Born into a shipping family from Kardamyla, Chios, he studied economics in Lausanne and subsequently became a principal in the London office of Angelos Lusi CBE. During the Second World War he served as a volunteer officer in the Greek Navy and was decorated three times. A decade after Angelos Lusi’s death in 1955, A. Lusi Ltd. was renamed J.C. Carras Sons (Shipbrokers) Ltd., responsible for managing up to 35 vessels.
After the war John Carras and Angelos Lusi received one each of the 100 Liberties allotted by the US to Greece. In the 1950s and 1960s, the J.C. Carras group ordered newbuildings in British, Yugoslav and Japanese shipyards, notably 12 Liberty replacement ‘Freedoms’ from Japan’s Ishikawajima Heavy Industries that were among the first automated vessels. In 1967 he took delivery of the first of this successful series, Khian Captain.

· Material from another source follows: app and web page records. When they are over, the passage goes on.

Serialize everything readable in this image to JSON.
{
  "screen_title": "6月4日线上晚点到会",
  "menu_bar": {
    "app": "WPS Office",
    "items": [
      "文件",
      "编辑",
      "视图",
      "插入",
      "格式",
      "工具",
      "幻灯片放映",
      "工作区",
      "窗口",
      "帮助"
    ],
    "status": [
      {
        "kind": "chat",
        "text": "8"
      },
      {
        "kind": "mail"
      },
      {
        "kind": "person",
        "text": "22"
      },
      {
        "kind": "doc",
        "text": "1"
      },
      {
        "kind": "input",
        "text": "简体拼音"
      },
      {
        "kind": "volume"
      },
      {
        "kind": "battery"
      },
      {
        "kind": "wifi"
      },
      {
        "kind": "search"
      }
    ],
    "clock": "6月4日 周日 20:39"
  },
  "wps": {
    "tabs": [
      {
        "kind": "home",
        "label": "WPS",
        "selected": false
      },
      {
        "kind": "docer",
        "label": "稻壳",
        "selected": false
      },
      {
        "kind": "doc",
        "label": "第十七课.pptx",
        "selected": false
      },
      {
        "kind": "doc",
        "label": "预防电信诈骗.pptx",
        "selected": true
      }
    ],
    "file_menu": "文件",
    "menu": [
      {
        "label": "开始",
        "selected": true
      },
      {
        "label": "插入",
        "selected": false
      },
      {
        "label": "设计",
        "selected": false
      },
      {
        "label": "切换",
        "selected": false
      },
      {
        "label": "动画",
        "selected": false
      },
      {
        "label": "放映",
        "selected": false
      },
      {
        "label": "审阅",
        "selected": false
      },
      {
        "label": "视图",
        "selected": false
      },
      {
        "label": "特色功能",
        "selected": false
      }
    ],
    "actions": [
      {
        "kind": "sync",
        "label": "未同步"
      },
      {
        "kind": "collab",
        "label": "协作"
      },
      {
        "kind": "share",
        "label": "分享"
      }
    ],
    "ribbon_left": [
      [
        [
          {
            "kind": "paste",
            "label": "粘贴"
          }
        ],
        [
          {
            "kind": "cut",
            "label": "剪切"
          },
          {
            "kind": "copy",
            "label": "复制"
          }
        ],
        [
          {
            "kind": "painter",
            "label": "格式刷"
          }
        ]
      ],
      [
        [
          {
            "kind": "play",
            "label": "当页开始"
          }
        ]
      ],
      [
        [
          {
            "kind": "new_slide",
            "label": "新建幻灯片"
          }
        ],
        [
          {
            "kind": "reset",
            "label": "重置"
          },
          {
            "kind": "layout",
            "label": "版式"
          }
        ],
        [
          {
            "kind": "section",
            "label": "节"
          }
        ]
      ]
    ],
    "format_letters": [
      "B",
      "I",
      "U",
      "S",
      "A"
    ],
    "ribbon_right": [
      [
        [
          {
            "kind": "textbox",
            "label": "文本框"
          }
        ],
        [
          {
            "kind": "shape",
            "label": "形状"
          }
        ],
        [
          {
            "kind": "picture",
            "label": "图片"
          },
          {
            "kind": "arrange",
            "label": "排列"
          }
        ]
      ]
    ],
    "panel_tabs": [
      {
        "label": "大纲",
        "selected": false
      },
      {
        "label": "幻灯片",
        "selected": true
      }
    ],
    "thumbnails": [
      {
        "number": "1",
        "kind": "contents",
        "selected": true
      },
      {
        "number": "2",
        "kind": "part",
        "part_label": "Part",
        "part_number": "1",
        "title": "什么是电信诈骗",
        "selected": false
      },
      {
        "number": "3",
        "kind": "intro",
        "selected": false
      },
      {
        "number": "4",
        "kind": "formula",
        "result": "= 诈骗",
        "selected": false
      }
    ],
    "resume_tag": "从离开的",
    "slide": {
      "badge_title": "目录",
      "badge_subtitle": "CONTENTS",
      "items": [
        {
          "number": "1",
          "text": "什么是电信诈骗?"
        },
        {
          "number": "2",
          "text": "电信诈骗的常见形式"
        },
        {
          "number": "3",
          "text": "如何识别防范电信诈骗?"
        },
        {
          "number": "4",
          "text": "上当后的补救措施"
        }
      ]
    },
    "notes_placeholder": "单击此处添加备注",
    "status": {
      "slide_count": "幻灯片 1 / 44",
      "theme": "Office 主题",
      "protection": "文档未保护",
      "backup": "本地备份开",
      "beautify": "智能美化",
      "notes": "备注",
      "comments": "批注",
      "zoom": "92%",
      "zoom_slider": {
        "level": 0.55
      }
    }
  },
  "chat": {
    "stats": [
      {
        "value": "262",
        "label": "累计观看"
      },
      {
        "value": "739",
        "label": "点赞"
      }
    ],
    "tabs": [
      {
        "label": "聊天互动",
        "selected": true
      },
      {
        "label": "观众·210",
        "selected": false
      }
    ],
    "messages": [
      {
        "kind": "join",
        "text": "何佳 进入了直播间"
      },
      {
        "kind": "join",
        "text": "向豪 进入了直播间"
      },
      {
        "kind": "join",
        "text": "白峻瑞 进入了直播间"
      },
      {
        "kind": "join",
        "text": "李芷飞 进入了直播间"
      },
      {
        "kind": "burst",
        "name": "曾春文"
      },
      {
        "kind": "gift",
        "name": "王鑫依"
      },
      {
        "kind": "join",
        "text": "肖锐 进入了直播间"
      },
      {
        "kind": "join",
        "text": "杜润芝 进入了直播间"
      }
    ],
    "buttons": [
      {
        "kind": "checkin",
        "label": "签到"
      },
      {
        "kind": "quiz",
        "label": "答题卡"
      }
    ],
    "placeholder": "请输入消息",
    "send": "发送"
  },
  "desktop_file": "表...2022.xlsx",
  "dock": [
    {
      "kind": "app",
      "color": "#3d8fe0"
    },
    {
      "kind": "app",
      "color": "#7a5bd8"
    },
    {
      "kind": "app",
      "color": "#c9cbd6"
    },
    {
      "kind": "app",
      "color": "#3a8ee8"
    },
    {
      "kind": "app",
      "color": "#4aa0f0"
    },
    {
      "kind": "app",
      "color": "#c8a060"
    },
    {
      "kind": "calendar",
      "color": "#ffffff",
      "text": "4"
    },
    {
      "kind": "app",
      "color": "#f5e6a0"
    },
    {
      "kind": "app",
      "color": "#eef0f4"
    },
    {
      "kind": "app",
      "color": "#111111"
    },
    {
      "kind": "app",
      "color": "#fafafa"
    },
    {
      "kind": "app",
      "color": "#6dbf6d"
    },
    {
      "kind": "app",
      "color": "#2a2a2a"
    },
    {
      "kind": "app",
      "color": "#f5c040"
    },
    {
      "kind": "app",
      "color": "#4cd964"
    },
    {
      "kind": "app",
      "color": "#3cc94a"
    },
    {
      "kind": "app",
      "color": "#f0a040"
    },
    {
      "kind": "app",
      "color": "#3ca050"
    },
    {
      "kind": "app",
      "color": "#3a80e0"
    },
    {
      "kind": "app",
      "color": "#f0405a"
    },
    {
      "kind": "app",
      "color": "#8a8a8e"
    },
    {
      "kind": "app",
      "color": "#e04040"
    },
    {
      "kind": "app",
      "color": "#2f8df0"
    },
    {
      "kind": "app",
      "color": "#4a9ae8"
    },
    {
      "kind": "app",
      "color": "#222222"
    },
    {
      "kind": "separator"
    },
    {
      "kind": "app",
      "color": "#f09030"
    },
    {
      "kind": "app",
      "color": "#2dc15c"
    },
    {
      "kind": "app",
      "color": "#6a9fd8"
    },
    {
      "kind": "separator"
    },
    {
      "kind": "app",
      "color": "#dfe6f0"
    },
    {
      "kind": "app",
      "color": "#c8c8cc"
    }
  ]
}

John Carras, always devoted to Greece, supported a closer relationship between Greek shipping and the Greek economy. Earlier than most, he raised the Greek flag on his cargo vessels and as GSCC Chairman strove to promote local marine insurance, ship repair and ship management services in Piraeus. He clashed with the then-leadership of the Union of Greek Shipowners but most of his policies were realised when his close friend, Anthony Chandris became UGS Chairman in 1975. He was an early supporter of the launch of Posidonia, Greece’s successful international shipping fair. He co-founded the marine engineers’ academy in Chios.
A generous and creative person, he wanted to leave a legacy broader than a successful shipping business. Personal investment in Greece included co-founding Hellenic Ship and Aircraft Insurance, founding Chalkis Shipyard and acquiring the Bank of Crete in 1971, and creating the country’s most prestigious resort, Porto Carras, from 1963, in Halkidiki. Innovatively combining tourism with agriculture, Carras developed the country’s largest vineyard, which produced superb wines from both Greek and foreign varietals. Sadly the tourism component of Porto Carras became as much a financial burden for its creator as it was an advertisement and example for Greece.
In 1974-6 Carras converted two freighters into luxury cruise vessels – Daphne and Danae – at Chalkis Shipyard. They offered high-quality innovative cruises including the first-ever calls of western cruise ships to Communist China and Cuba.